Public sewers can sometimes be found within the boundaries of real estate and can pass near or under buildings. If you are planning to expand your property or build a new building, you should check the location of public sewers. NB: If sewers are pumped, construction above or near an agreement will not be permitted and a section 185 “diversion of a public sewer” will be requested. Sometimes problems arise when owners try to sell their property, which is built in part or entirely through a public channel. Conservatories and extensions are the usual criminals. If a Build Over Agreement was not obtained when the work was done, then the water company has the legal right to enter the land to reach the canal, even if that means demolishing the building above the canal. However, if possible, the water company will avoid the damage and look for other ways to enter the sewers, but the risk remains. If a construction agreement has been reached, the water company has no right to remove or demolish the structure above the sewers. In some situations, specific basic agreements must be reached to protect sewers and sewers, as well as the building or extension itself, from the effects of colonization. During the construction of any construction, you must ensure that there are no public sewers in the area of the planned work. The building code requires that development proposals be considered on the basis of the plans of the local water authority and that they be taken into account when a new building or extension is displayed on its map from a canal within 3 metres. It is not possible to submit a building notice for a new building or extension within 3 meters of a canal on the water of the Thames or Anglian water sewer map.

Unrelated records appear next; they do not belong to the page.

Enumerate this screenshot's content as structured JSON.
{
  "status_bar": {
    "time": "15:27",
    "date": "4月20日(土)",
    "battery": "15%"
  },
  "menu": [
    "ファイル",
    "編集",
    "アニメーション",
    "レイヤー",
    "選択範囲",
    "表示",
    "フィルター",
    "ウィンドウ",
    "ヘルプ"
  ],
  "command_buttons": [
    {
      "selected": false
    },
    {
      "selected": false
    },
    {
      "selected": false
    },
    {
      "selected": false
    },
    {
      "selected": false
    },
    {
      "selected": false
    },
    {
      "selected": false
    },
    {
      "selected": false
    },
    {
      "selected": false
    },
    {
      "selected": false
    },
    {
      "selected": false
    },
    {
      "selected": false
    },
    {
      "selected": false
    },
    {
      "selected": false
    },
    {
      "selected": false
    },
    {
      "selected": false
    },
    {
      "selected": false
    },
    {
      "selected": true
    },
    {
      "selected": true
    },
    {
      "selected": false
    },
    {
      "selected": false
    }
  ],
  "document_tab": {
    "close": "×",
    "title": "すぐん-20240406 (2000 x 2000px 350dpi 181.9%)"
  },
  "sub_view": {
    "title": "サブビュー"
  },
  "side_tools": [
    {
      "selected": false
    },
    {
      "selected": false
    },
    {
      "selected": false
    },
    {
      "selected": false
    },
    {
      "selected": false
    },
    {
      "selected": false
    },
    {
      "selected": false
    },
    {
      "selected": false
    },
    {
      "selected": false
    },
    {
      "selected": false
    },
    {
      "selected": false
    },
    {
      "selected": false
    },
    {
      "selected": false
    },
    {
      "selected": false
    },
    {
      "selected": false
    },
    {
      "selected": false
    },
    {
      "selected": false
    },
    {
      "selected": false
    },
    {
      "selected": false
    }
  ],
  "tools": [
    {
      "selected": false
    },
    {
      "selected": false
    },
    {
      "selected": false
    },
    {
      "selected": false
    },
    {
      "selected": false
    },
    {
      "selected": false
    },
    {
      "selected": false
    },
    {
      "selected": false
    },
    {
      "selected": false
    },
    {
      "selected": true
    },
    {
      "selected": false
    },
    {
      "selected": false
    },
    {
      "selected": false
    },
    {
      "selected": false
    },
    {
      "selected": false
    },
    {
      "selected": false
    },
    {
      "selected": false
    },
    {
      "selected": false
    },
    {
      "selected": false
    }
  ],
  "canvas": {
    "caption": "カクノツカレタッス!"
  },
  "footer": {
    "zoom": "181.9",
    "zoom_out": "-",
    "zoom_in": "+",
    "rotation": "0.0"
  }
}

The law requires that a full plan request be made in all cases. If no construction agreement has been reached, the vendor should have a sewer line review and the records forward to the water company. If the water company is satisfied that the sewers are in good condition, they will give a consolation letter confirming that the sewers are in satisfactory condition. The comfort letter generally satisfies the buyer and its mortgage lender that the Water Company will not take any action to demolish the insulting structure over the public sewers. A construction agreement allows the water company to ensure that the work to be carried out will not adversely affect the underlying sewers and ensures that the water company continues to have sufficient access to the canal for repair and maintenance.